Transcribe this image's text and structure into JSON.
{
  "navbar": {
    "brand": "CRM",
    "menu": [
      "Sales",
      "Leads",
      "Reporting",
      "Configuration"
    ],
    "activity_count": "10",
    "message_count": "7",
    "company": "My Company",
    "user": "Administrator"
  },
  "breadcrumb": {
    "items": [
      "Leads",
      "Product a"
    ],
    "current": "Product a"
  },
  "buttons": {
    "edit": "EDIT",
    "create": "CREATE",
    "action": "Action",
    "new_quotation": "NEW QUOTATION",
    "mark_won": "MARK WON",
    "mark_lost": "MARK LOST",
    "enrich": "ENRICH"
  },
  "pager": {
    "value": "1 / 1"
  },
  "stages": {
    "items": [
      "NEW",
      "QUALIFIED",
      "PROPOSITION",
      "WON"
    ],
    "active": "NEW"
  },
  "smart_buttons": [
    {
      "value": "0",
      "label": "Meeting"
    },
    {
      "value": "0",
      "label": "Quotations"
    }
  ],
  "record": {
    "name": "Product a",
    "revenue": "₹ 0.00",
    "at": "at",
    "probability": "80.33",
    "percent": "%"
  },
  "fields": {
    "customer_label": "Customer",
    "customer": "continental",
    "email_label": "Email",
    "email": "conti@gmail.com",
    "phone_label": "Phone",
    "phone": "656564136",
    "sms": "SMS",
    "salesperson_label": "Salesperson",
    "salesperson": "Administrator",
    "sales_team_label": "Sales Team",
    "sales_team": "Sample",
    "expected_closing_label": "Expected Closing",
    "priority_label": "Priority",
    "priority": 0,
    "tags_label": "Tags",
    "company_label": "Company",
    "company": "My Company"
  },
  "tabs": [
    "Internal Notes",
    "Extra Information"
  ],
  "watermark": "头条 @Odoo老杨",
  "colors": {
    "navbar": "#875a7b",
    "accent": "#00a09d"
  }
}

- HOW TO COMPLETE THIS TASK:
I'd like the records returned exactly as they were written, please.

- OUTPUT BELOW:
Transcribe this image's text and structure into JSON.
{
  "navbar": {
    "brand": "CRM",
    "menu": [
      "Sales",
      "Leads",
      "Reporting",
      "Configuration"
    ],
    "activity_count": "10",
    "message_count": "7",
    "company": "My Company",
    "user": "Administrator"
  },
  "breadcrumb": {
    "items": [
      "Leads",
      "Product a"
    ],
    "current": "Product a"
  },
  "buttons": {
    "edit": "EDIT",
    "create": "CREATE",
    "action": "Action",
    "new_quotation": "NEW QUOTATION",
    "mark_won": "MARK WON",
    "mark_lost": "MARK LOST",
    "enrich": "ENRICH"
  },
  "pager": {
    "value": "1 / 1"
  },
  "stages": {
    "items": [
      "NEW",
      "QUALIFIED",
      "PROPOSITION",
      "WON"
    ],
    "active": "NEW"
  },
  "smart_buttons": [
    {
      "value": "0",
      "label": "Meeting"
    },
    {
      "value": "0",
      "label": "Quotations"
    }
  ],
  "record": {
    "name": "Product a",
    "revenue": "₹ 0.00",
    "at": "at",
    "probability": "80.33",
    "percent": "%"
  },
  "fields": {
    "customer_label": "Customer",
    "customer": "continental",
    "email_label": "Email",
    "email": "conti@gmail.com",
    "phone_label": "Phone",
    "phone": "656564136",
    "sms": "SMS",
    "salesperson_label": "Salesperson",
    "salesperson": "Administrator",
    "sales_team_label": "Sales Team",
    "sales_team": "Sample",
    "expected_closing_label": "Expected Closing",
    "priority_label": "Priority",
    "priority": 0,
    "tags_label": "Tags",
    "company_label": "Company",
    "company": "My Company"
  },
  "tabs": [
    "Internal Notes",
    "Extra Information"
  ],
  "watermark": "头条 @Odoo老杨",
  "colors": {
    "navbar": "#875a7b",
    "accent": "#00a09d"
  }
}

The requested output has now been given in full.